§ EXERCISE REQUIREMENTS
Each of the lines below must be restated exactly.

§ RECORDS FOR PROCESSING
#####

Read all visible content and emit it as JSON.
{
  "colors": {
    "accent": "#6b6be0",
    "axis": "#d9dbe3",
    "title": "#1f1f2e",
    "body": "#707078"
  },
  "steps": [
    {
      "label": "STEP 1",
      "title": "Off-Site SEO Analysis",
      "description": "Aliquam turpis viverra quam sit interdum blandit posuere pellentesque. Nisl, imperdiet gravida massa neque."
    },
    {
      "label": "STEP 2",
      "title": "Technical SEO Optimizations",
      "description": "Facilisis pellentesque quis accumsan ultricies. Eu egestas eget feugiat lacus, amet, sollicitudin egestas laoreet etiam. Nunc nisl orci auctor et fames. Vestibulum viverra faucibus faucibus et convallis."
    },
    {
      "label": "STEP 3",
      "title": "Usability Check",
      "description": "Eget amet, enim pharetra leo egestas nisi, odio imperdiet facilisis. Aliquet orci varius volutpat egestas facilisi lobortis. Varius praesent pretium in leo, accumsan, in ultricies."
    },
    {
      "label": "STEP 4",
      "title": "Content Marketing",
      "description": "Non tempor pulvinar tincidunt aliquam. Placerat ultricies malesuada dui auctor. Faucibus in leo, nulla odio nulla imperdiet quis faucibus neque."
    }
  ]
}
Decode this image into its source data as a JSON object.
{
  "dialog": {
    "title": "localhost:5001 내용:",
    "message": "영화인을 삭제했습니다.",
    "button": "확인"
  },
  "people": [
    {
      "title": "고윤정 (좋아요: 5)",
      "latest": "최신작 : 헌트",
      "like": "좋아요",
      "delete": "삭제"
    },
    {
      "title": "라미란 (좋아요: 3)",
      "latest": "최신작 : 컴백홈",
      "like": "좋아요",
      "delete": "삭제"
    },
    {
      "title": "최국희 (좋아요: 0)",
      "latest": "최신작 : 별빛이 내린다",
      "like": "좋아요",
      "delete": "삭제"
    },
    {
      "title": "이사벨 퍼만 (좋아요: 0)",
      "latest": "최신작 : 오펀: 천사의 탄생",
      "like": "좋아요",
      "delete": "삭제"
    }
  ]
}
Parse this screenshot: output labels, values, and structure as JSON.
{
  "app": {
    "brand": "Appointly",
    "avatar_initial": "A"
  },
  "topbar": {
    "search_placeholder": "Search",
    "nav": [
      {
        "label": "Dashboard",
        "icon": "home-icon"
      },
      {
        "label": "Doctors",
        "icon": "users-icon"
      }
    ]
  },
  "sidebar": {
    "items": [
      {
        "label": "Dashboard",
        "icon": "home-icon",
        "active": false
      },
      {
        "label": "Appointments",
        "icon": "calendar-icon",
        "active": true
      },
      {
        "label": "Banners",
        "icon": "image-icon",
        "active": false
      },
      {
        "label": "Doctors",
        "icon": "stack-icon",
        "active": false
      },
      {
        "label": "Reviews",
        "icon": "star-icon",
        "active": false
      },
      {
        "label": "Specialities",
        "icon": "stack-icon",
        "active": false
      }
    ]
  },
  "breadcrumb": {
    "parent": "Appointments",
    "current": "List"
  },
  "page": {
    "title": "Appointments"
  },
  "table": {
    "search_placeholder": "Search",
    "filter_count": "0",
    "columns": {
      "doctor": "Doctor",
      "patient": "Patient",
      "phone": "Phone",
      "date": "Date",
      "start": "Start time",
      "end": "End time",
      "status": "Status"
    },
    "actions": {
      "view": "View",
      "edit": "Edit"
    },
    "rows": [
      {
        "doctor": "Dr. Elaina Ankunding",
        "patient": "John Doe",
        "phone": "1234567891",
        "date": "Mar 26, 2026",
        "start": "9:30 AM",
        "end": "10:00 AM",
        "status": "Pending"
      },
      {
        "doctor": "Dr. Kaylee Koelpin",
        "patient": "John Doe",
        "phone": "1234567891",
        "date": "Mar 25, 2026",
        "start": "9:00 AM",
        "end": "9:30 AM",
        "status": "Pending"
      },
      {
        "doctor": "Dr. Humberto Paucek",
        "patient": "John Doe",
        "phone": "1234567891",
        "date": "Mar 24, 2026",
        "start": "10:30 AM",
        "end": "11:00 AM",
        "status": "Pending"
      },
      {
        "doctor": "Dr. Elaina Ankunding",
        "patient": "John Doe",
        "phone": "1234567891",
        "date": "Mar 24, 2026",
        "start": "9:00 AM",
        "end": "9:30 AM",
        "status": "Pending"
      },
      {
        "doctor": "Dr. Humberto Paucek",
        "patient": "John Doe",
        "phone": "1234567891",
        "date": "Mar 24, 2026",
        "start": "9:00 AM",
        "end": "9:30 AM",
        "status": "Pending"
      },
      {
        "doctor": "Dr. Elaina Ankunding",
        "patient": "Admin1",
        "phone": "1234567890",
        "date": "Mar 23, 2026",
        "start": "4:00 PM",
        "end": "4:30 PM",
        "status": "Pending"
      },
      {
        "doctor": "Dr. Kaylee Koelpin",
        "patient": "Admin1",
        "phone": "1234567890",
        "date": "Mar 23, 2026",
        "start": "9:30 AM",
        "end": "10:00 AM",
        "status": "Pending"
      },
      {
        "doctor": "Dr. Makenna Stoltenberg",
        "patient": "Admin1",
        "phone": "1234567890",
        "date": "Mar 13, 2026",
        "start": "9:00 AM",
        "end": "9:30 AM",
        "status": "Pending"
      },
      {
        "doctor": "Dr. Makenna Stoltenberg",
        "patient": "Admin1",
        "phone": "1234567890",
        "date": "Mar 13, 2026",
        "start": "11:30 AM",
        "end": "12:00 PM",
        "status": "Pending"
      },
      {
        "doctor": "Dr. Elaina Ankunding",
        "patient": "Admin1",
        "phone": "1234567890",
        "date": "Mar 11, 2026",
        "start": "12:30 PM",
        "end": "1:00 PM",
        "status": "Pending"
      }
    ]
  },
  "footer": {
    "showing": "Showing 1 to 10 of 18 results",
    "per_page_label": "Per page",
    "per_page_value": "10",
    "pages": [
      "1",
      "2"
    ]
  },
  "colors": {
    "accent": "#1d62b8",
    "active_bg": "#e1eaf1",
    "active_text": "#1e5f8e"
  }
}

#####

§ REPLY
Read all visible content and emit it as JSON.
{
  "colors": {
    "accent": "#6b6be0",
    "axis": "#d9dbe3",
    "title": "#1f1f2e",
    "body": "#707078"
  },
  "steps": [
    {
      "label": "STEP 1",
      "title": "Off-Site SEO Analysis",
      "description": "Aliquam turpis viverra quam sit interdum blandit posuere pellentesque. Nisl, imperdiet gravida massa neque."
    },
    {
      "label": "STEP 2",
      "title": "Technical SEO Optimizations",
      "description": "Facilisis pellentesque quis accumsan ultricies. Eu egestas eget feugiat lacus, amet, sollicitudin egestas laoreet etiam. Nunc nisl orci auctor et fames. Vestibulum viverra faucibus faucibus et convallis."
    },
    {
      "label": "STEP 3",
      "title": "Usability Check",
      "description": "Eget amet, enim pharetra leo egestas nisi, odio imperdiet facilisis. Aliquet orci varius volutpat egestas facilisi lobortis. Varius praesent pretium in leo, accumsan, in ultricies."
    },
    {
      "label": "STEP 4",
      "title": "Content Marketing",
      "description": "Non tempor pulvinar tincidunt aliquam. Placerat ultricies malesuada dui auctor. Faucibus in leo, nulla odio nulla imperdiet quis faucibus neque."
    }
  ]
}
Decode this image into its source data as a JSON object.
{
  "dialog": {
    "title": "localhost:5001 내용:",
    "message": "영화인을 삭제했습니다.",
    "button": "확인"
  },
  "people": [
    {
      "title": "고윤정 (좋아요: 5)",
      "latest": "최신작 : 헌트",
      "like": "좋아요",
      "delete": "삭제"
    },
    {
      "title": "라미란 (좋아요: 3)",
      "latest": "최신작 : 컴백홈",
      "like": "좋아요",
      "delete": "삭제"
    },
    {
      "title": "최국희 (좋아요: 0)",
      "latest": "최신작 : 별빛이 내린다",
      "like": "좋아요",
      "delete": "삭제"
    },
    {
      "title": "이사벨 퍼만 (좋아요: 0)",
      "latest": "최신작 : 오펀: 천사의 탄생",
      "like": "좋아요",
      "delete": "삭제"
    }
  ]
}
Parse this screenshot: output labels, values, and structure as JSON.
{
  "app": {
    "brand": "Appointly",
    "avatar_initial": "A"
  },
  "topbar": {
    "search_placeholder": "Search",
    "nav": [
      {
        "label": "Dashboard",
        "icon": "home-icon"
      },
      {
        "label": "Doctors",
        "icon": "users-icon"
      }
    ]
  },
  "sidebar": {
    "items": [
      {
        "label": "Dashboard",
        "icon": "home-icon",
        "active": false
      },
      {
        "label": "Appointments",
        "icon": "calendar-icon",
        "active": true
      },
      {
        "label": "Banners",
        "icon": "image-icon",
        "active": false
      },
      {
        "label": "Doctors",
        "icon": "stack-icon",
        "active": false
      },
      {
        "label": "Reviews",
        "icon": "star-icon",
        "active": false
      },
      {
        "label": "Specialities",
        "icon": "stack-icon",
        "active": false
      }
    ]
  },
  "breadcrumb": {
    "parent": "Appointments",
    "current": "List"
  },
  "page": {
    "title": "Appointments"
  },
  "table": {
    "search_placeholder": "Search",
    "filter_count": "0",
    "columns": {
      "doctor": "Doctor",
      "patient": "Patient",
      "phone": "Phone",
      "date": "Date",
      "start": "Start time",
      "end": "End time",
      "status": "Status"
    },
    "actions": {
      "view": "View",
      "edit": "Edit"
    },
    "rows": [
      {
        "doctor": "Dr. Elaina Ankunding",
        "patient": "John Doe",
        "phone": "1234567891",
        "date": "Mar 26, 2026",
        "start": "9:30 AM",
        "end": "10:00 AM",
        "status": "Pending"
      },
      {
        "doctor": "Dr. Kaylee Koelpin",
        "patient": "John Doe",
        "phone": "1234567891",
        "date": "Mar 25, 2026",
        "start": "9:00 AM",
        "end": "9:30 AM",
        "status": "Pending"
      },
      {
        "doctor": "Dr. Humberto Paucek",
        "patient": "John Doe",
        "phone": "1234567891",
        "date": "Mar 24, 2026",
        "start": "10:30 AM",
        "end": "11:00 AM",
        "status": "Pending"
      },
      {
        "doctor": "Dr. Elaina Ankunding",
        "patient": "John Doe",
        "phone": "1234567891",
        "date": "Mar 24, 2026",
        "start": "9:00 AM",
        "end": "9:30 AM",
        "status": "Pending"
      },
      {
        "doctor": "Dr. Humberto Paucek",
        "patient": "John Doe",
        "phone": "1234567891",
        "date": "Mar 24, 2026",
        "start": "9:00 AM",
        "end": "9:30 AM",
        "status": "Pending"
      },
      {
        "doctor": "Dr. Elaina Ankunding",
        "patient": "Admin1",
        "phone": "1234567890",
        "date": "Mar 23, 2026",
        "start": "4:00 PM",
        "end": "4:30 PM",
        "status": "Pending"
      },
      {
        "doctor": "Dr. Kaylee Koelpin",
        "patient": "Admin1",
        "phone": "1234567890",
        "date": "Mar 23, 2026",
        "start": "9:30 AM",
        "end": "10:00 AM",
        "status": "Pending"
      },
      {
        "doctor": "Dr. Makenna Stoltenberg",
        "patient": "Admin1",
        "phone": "1234567890",
        "date": "Mar 13, 2026",
        "start": "9:00 AM",
        "end": "9:30 AM",
        "status": "Pending"
      },
      {
        "doctor": "Dr. Makenna Stoltenberg",
        "patient": "Admin1",
        "phone": "1234567890",
        "date": "Mar 13, 2026",
        "start": "11:30 AM",
        "end": "12:00 PM",
        "status": "Pending"
      },
      {
        "doctor": "Dr. Elaina Ankunding",
        "patient": "Admin1",
        "phone": "1234567890",
        "date": "Mar 11, 2026",
        "start": "12:30 PM",
        "end": "1:00 PM",
        "status": "Pending"
      }
    ]
  },
  "footer": {
    "showing": "Showing 1 to 10 of 18 results",
    "per_page_label": "Per page",
    "per_page_value": "10",
    "pages": [
      "1",
      "2"
    ]
  },
  "colors": {
    "accent": "#1d62b8",
    "active_bg": "#e1eaf1",
    "active_text": "#1e5f8e"
  }
}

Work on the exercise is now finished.